They also go on to explain how to properly insert and clean the OrganiCup, as well as the many other benefits that come along with it.

In short, switching to a menstrual cup is kind of a no-brainer, especially one with such environmentally friendly packaging, great customer service, and really informative diagrams and blog posts!

It has only been a few months since I came off of the pill and so far my body is reacting really nicely to this change, but I’m honestly not sure what to expect with how I will feel in the future.

I don’t know if the Endometriosis will come back and I don’t know if my periods will become debilitating and painful again. But for now, I’m choosing to be embrace this new me and be proud of myself.

I’m proud of myself for trusting in my body and coming off of the pill.

I’m proud of myself for being in a foreign country and managing my anxiety.

I’m proud of myself for making the decision to switch to an environmentally friendly menstrual product.

I’m proud of myself for being brave enough to actually write about this subject on my blog after years of procrastination.

AND I’m honestly surprised that I went through this whole post without saying the word Vagina. There. I said it.

xo

Chloe

Seven

Around this time last month, Bryson and I celebrated our 7 month Japanniversary, as well as our 7 year anniversary.

We chose to make this year a little more memorable by taking a seven day trip to Ishigaki Island, one of Japan’s southernmost islands.

We spent our nights at Iriwa Guest House (the most beautiful, relaxing, and cozy guest house on the planet), and our days swimming in the beautiful clear blue waters surrounding the island. The staff at Iriwa were the most friendly, inviting, and warmhearted people, and the guests visiting from all over the world, were equally as lovely.

We would spend our mornings outside drinking tea, swinging in a hammock, listening to the cicadas sing, and enjoying the view of the dancing sugar cane fields. Our afternoons would be spent ducking under banana leafs on our way to the nearest beach, where we would spend the rest of the daylight hours exploring the ocean’s reefs and shell and coral covered beaches. In the evening we ate local foods, made new friends, played card games, and learned songs on the ukulele, guitar, harmonica and bongo drums.

We were also lucky enough to spend a day visiting Taketomi Island, an island known for it’s traditional architecture and population of under 350 people.

I don’t think a day goes by where we don’t talk about picking up and moving our lives over to Ishigaki Island, to live like we did during those magical eight days.

The warmth, blue waters, and beautiful people, are memories that will never be forgotten.

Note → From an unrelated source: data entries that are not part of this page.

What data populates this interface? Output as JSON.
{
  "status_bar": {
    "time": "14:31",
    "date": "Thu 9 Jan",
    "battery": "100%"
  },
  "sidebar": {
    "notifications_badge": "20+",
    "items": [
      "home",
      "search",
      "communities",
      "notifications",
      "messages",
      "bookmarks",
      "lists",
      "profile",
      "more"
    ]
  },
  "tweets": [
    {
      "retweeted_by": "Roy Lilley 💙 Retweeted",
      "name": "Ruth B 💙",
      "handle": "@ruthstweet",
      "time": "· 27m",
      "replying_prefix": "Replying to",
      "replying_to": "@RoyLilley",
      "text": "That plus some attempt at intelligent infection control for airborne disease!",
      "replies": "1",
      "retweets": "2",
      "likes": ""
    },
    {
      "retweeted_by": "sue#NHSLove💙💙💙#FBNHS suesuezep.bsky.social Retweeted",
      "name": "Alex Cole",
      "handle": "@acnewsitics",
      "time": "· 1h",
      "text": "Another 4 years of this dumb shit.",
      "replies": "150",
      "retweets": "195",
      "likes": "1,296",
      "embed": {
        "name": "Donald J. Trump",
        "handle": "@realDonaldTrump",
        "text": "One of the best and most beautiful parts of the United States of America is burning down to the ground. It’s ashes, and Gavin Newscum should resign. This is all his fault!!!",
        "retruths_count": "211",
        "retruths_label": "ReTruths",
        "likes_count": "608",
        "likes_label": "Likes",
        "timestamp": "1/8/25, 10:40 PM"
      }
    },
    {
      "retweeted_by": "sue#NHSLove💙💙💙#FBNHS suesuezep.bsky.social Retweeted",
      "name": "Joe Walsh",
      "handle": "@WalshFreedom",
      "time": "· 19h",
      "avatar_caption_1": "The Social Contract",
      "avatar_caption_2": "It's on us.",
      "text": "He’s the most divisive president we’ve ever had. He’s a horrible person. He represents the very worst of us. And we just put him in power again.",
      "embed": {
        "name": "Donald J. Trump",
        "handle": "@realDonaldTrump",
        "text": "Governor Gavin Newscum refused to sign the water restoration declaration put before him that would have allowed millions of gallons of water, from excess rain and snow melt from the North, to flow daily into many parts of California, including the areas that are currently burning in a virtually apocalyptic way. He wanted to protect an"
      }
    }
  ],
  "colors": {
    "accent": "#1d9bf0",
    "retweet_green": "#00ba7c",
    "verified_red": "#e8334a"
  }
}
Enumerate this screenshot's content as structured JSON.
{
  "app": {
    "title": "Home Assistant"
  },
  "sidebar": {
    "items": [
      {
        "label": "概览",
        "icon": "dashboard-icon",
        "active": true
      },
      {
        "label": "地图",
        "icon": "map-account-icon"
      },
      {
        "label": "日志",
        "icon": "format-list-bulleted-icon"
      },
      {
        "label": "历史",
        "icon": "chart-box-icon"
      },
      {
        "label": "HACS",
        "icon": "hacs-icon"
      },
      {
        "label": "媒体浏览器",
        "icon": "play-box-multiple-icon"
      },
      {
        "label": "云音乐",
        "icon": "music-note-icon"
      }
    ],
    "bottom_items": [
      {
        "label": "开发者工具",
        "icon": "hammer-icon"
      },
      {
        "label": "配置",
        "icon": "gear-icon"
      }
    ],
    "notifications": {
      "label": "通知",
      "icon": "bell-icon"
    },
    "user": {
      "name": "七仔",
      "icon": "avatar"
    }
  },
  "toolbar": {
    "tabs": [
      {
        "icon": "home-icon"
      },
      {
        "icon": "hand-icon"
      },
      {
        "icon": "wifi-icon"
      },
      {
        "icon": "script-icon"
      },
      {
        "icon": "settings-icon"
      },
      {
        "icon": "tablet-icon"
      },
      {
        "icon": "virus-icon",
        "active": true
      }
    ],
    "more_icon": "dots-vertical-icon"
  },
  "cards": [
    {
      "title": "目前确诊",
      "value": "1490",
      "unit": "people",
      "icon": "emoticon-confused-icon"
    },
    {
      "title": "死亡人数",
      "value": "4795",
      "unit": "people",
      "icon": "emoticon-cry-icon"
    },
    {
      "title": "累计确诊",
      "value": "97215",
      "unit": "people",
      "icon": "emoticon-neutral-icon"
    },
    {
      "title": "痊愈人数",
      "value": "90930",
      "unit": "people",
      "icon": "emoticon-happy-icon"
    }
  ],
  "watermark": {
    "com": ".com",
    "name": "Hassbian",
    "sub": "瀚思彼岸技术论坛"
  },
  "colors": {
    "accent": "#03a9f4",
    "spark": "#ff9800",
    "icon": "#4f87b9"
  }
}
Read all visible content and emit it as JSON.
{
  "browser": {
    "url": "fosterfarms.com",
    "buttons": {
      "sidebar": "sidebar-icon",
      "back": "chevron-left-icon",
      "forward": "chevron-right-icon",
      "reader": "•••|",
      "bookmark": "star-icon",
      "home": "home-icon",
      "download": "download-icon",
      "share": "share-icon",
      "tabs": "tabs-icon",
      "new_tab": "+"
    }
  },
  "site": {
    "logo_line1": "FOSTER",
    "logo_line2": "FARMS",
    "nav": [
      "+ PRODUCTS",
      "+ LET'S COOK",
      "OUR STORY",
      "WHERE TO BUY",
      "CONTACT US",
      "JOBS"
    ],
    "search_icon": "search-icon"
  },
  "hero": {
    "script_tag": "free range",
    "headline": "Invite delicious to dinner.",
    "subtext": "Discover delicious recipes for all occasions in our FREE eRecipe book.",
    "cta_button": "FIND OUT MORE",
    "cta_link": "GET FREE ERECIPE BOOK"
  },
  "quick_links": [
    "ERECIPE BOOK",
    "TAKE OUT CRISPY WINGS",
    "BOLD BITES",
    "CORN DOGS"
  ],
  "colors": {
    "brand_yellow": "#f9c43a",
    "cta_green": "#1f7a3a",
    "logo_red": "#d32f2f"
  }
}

At the end of this post is a little video of the first firefly Bryson and I have ever seen. We were trekking through a pitch-black sugarcane field, trying to find a fresh body of water to better our chances at seeing one. It had just started raining and we were beginning to lose hope, when all of a sudden one appeared like a little forest spirit dancing between the rain drops.